surgery. Elevating the leg when you are seated and placing Ice-Packs
on the knee will help to reduce swelling. (Ice packs on for 20 min
3-4 times a day until
swelling has reduced)
You are able to drive and return to work when
comfortable unless otherwise instructed
Please make an appointment 7-10 days after
surgery to monitor your progress and remove the 2
stitches in your
Risks of Arthroscopy:
General Anaesthetic risks are extremely rare in
Australia. Occasionally patients have some discomfort
in the throat as a result of the tube that supplies oxygen and other
gasses. Please discuss with the Specialist Anaesthetist if you have
any specific concerns
Risks specifically related to the surgery.
Risks related to Arthroscopic knee surgery
Deep Vein Thrombosis
Numbness to part of the skin near the
Injury to vessels, nerves and a chronic pain
Progression of the disease process
The risks and complications of arthroscopic
knee surgery are extremely small. One must however bear
Post –Operative Exercises and Physiotherapy
in mind that
occasionally there is more damage in the knee than was initially
thought and that this may affect the recovery time. In addition if
the cartilage in the knee is partly worn out then arthroscopic
surgery has about a 65% chance of improving symptoms in the short to
medium term but more
definitive surgery may be required in the
future. In general arthroscopic surgery does not improve
have well established Osteoarthritis.
Following your surgery you will be given an
instruction sheet showing exercises that are helpful in speeding up
your recovery. Strengthening your thigh muscles (Quadriceps and
Hamstrings) is most important. Swimming and cycling (stationary or
road) are excellent ways to build these muscles up and improve
Frequently asked questions
How long am I in Hospital?
Approx 4 hours
I need crutches
A: Usually not

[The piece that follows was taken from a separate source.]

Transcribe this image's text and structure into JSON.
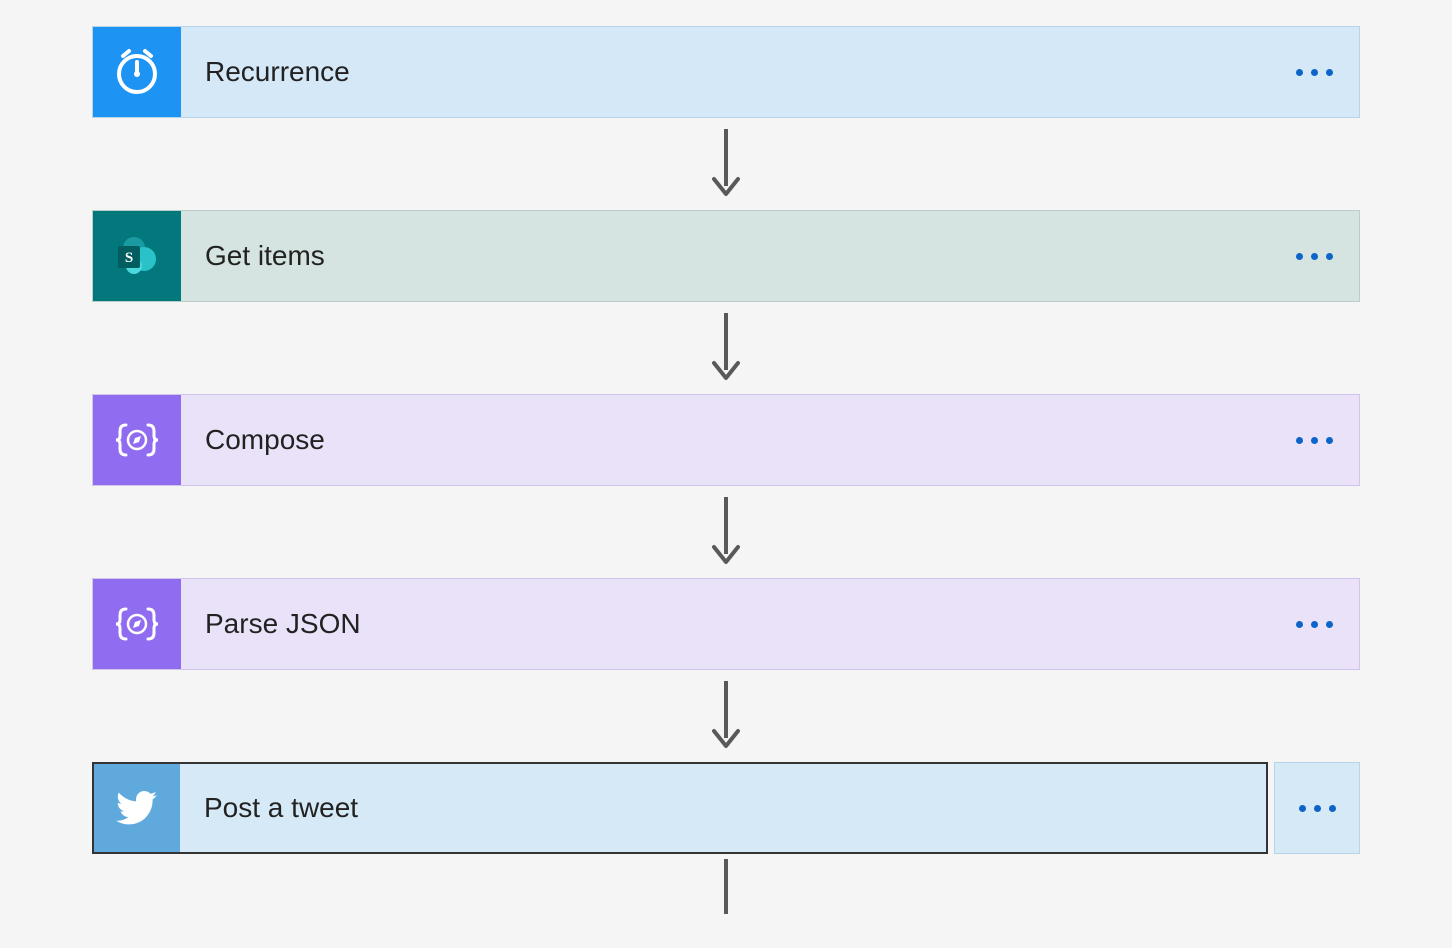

required (Unless having Anterior Cruciate Ligament Reconstruction)
When can I get the knee wet
After 24 hrs remove the bandage and apply waterproof dressing
When can I drive
A: After 24 hrs if the knee is comfortable
When can I return to work
When the knee feels reasonably comfortable
When can I swim
After removal of the stitches
How long will my knee take to recover
A: Depending on the findings and surgery usually 4 to 6 weeks following the surgery.
When Can I return to Sports
Depending on the findings, 4-6 weeks after surgery